To do.
Copy the data exactly.

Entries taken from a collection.

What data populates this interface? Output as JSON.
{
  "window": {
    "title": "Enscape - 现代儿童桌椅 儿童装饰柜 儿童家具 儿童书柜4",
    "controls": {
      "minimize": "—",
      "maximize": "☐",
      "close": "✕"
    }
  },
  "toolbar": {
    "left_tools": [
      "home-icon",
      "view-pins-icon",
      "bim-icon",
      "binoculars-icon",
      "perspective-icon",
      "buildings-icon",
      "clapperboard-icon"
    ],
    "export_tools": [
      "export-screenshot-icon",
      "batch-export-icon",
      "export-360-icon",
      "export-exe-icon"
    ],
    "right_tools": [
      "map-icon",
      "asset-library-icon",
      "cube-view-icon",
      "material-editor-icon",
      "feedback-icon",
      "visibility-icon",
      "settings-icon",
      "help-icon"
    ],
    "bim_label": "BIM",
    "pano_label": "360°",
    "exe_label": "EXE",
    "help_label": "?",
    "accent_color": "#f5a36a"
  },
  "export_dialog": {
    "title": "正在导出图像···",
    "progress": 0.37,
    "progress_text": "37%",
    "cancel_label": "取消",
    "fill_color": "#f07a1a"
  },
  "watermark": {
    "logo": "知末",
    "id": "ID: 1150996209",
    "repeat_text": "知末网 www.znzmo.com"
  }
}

Answer.
What data populates this interface? Output as JSON.
{
  "window": {
    "title": "Enscape - 现代儿童桌椅 儿童装饰柜 儿童家具 儿童书柜4",
    "controls": {
      "minimize": "—",
      "maximize": "☐",
      "close": "✕"
    }
  },
  "toolbar": {
    "left_tools": [
      "home-icon",
      "view-pins-icon",
      "bim-icon",
      "binoculars-icon",
      "perspective-icon",
      "buildings-icon",
      "clapperboard-icon"
    ],
    "export_tools": [
      "export-screenshot-icon",
      "batch-export-icon",
      "export-360-icon",
      "export-exe-icon"
    ],
    "right_tools": [
      "map-icon",
      "asset-library-icon",
      "cube-view-icon",
      "material-editor-icon",
      "feedback-icon",
      "visibility-icon",
      "settings-icon",
      "help-icon"
    ],
    "bim_label": "BIM",
    "pano_label": "360°",
    "exe_label": "EXE",
    "help_label": "?",
    "accent_color": "#f5a36a"
  },
  "export_dialog": {
    "title": "正在导出图像···",
    "progress": 0.37,
    "progress_text": "37%",
    "cancel_label": "取消",
    "fill_color": "#f07a1a"
  },
  "watermark": {
    "logo": "知末",
    "id": "ID: 1150996209",
    "repeat_text": "知末网 www.znzmo.com"
  }
}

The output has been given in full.